Brian Sullivan, CEO at Sky Deutschland, is doing rather well at his new Munich home. A long-term News Corp staffer, with a 13-year solid reputation built at BSkyB, he has been in post at Sky-D since January 2010. He inherited a subscriber base of 2.4 million, and a reputation that German viewers were somehow different from the rest of the world and that converting them from a huge portfolio of ‘free’ channels to pay-TV would be difficult.
Sullivan strongly disagreed with this theory, and has since proved that by solving problems – some of them challenging – one by one would convince German viewers that pay-TV had value and merit. Plus, of course, having the right mix of programming!
For Germany this means football. And then HDTV, and DVRs, and a solid customer service operation. Getting these ducks in a row has led to steady progress in subscriber growth, ARPU, lowering churn and revenue progress. From 2.4 million subs in 2009, the following years have seen net additions of 183,000, 359,000, 351,000 and the latest quarter-year results of 42,100 taking the grand total to 3.4 million. Put another way, Sky-D has moved from a struggling 10.3 per cent penetration in 2008 and a massive churn rate of 23 per cent, to a much healthier picture today.
Football, said Sullivan, generated a “positive effect” on sales, and this beneficial impact is expected to continue from this coming season’s exclusivity over games. In readiness for the fortconming season, Sky-D will add a ‘Sky Sports News HD’ app later this summer, delivering non-stop sports news to iPads and tablets.
Behind the scenes, Sullivan and his team have trimmed costs considerably and boosted operating margins in the process. This Q1 set of numbers has seen Sky Deutschland move into a slim operating (EBITDA) profit, and no doubt Sullivan is celebrating lavishly with a pizza. Sky-D is still some way off from real profits, but the building blocks to further success are firmly in place.
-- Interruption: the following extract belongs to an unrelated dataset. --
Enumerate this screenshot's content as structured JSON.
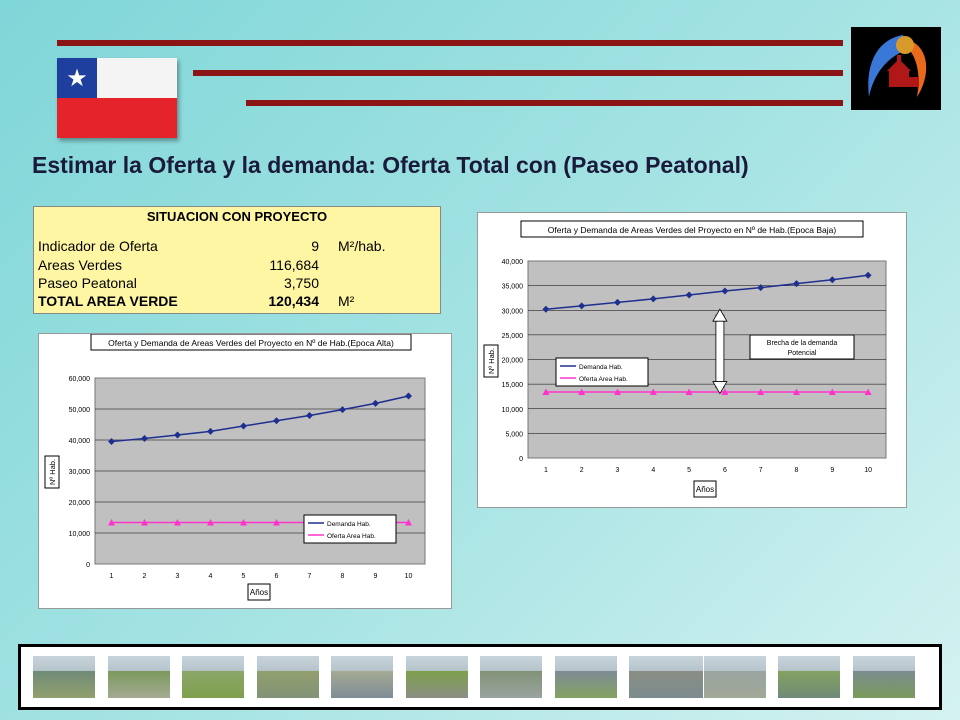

This is why News Corp is increasingly noticing what’s happening at Sky-D. Rupert Murdoch has recently increased News Corp’s stake in Sky-D to 53.8 per cent, and the market expects this to control to increase, perhaps to complete ownership. After all, what’s to stop Sullivan’s steady growth? And besides, Sky-D has no regulatory problems, is not a dominant player in the market, has 100 per cent of the TV rights to Germany’s football leagues and more than useful arrangements in place to wholesale its programming to many of Germany’s leading cable companies.
Sullivan’s service still lags behind BSkyB and Sky Italia, but there’s not a lot that can go wrong. He can now feel much more confident of – over time – getting closer to BSkyB’s 56.8 per cent of the UK subs market, or passing Sky Italia’s 35 per cent, or perhaps even France’s 59.2 per cent of homes which subscribe to pay-TV.
And shareholders seem to agree. At one point on Friday May 3rd its shares hit €5.01. After some profit taking they slipped back to close at €4.85. Within the past year they have been as low as €1.78. No wonder Rupert is happy!